In 2009, the trial court denied the plaintiff’s request for a determination that his shares “be valued on the basis of his percentage interest in the Defendant’s assets” in the event that the defendant exercised its option to buy back the shares. He advocated for the use of a net asset approach that the state’s highest court had approved in a case about the buy-out of a law firm partner pursuant to an agreement that provided for a future agreement among partners that never came into existence.

The plaintiff appealed contending the agreement’s purchase price provision was unenforceable. The defendant presented other stock valuations. The appellate court said the plaintiff showed “as a matter of law that the stockholders have never agreed upon a value of the stock.” Accordingly, there was no way to ascertain his share price in accordance with the terms of the buy-sell agreement. Evidence of stock valuations from other transactions was of no consequence because the plaintiff was not a party to them.

‘No uniform rule for valuing stock.’ In 2011, the trial court denied the defendant’s motion to set the stock purchase price at approximately $184,000 based on its expert’s calculation. The expert had used the same formula the plaintiff proposed in 2009.

The appellate court affirmed the denial. Its 2010 ruling notwithstanding, it stated it did not then require a net asset valuation, a method the High Court approved, but did not mandate. The court clarified that its earlier decision established that the plaintiff’s shares had to be valued “on the basis of his percentage interest.” However, issues of fact as to what the appropriate method for valuing the defendants’ assets remained.

The court rejected the defendant’s claim that the buy-sell agreement’s reference to book value dictated its use to determine the price for the plaintiff’s shares since the parties never agreed on the value of the shares.  The court specifically noted that even though under provisions of the business corporation law, the plaintiff had no right to the “fair value” of the stock, “it does not follow . . . that the plaintiff is entitled only to book value.”

There was “no uniform rule for valuing stock in closely held corporations,” the appellate court stated. A court must tailor the valuation method to a particular case, based on the evidence at trial.

But—continuing the battle, the appellate court concluded that the owners had never exercised their option to buy back the shares.

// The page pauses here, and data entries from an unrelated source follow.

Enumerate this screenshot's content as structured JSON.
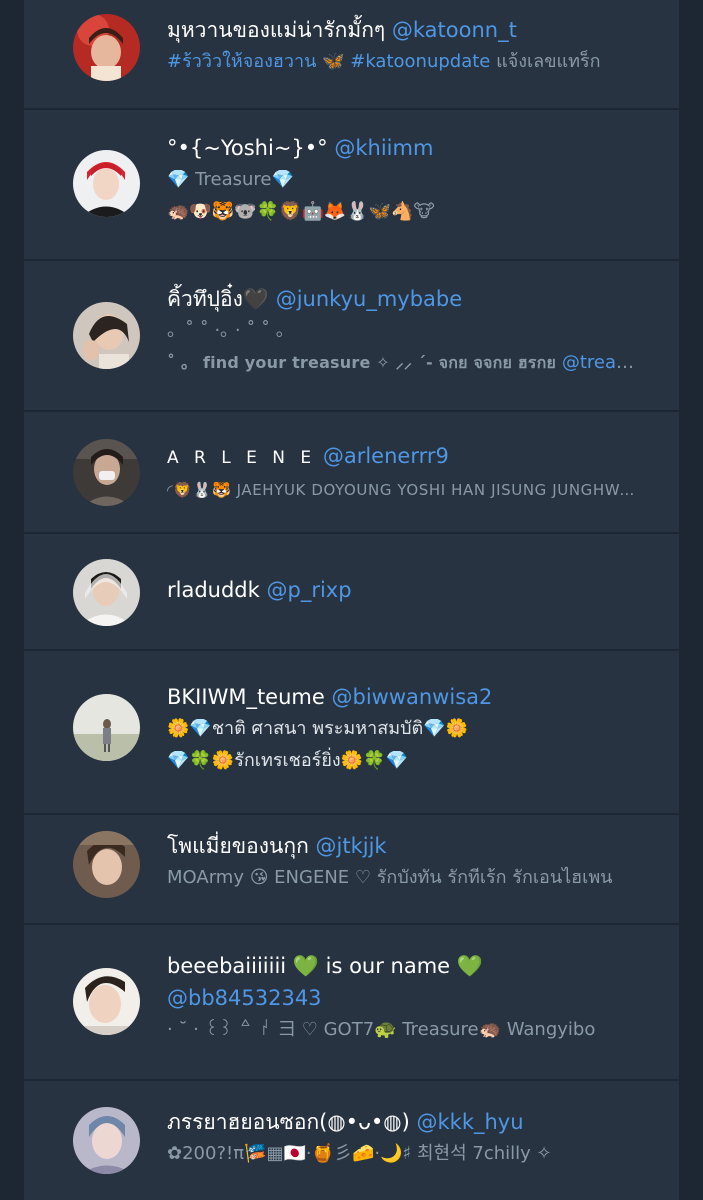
{
  "users": [
    {
      "name": "มุหวานของแม่น่ารักมั้กๆ",
      "handle": "@katoonn_t",
      "bio1_link": "#ร้ววิวให้จองฮวาน 🦋 #katoonupdate",
      "bio1_rest": " แจ้งเลขแทร็ก"
    },
    {
      "name": "°•{~Yoshi~}•°",
      "handle": "@khiimm",
      "bio1": "💎 Treasure💎",
      "bio2": "🦔🐶🐯🐨🍀🦁🤖🦊🐰🦋🐴🐮"
    },
    {
      "name": "คิ้วทึปุอิ๋ง🖤",
      "handle": "@junkyu_mybabe",
      "bio1": "。˚ ˚ ·｡ · ˚ ˚ 。",
      "bio2_text": "˚ 。 find your treasure ✧ ⸝⸝ ˊ- จกย จจกย ฮรกย ",
      "bio2_link": "@treasuremembers"
    },
    {
      "name": "A R L E N E",
      "handle": "@arlenerrr9",
      "bio1": "◜🦁🐰🐯 JAEHYUK DOYOUNG YOSHI HAN JISUNG JUNGHWAN"
    },
    {
      "name": "rladuddk",
      "handle": "@p_rixp"
    },
    {
      "name": "BKIIWM_teume",
      "handle": "@biwwanwisa2",
      "bio1": "🌼💎ชาติ ศาสนา พระมหาสมบัติ💎🌼",
      "bio2": "💎🍀🌼รักเทรเชอร์ยิ่ง🌼🍀💎"
    },
    {
      "name": "โพแมี่ยของนกุก",
      "handle": "@jtkjjk",
      "bio1": "MOArmy 😘 ENGENE ♡ รักบังทัน รักทีเร้ก รักเอนไฮเพน"
    },
    {
      "name": "beeebaiiiiiii 💚 is our name 💚",
      "handle": "@bb84532343",
      "bio1": "· ˘ · ꒰꒱ ꒫ ꒛ ⺕ ♡ GOT7🐢 Treasure🦔 Wangyibo"
    },
    {
      "name": "ภรรยาฮยอนซอก(◍•ᴗ•◍)",
      "handle": "@kkk_hyu",
      "bio1": "✿200?!π🎏▦🇯🇵·🍯彡🧀·🌙♯ 최현석 7chilly ✧"
    }
  ]
}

So, after all the legal costs, it determined that the resolution to the valuation method and amount must wait until the defendant actually refused to buy the shares at the price the lower court set after a trial on the value of the shares.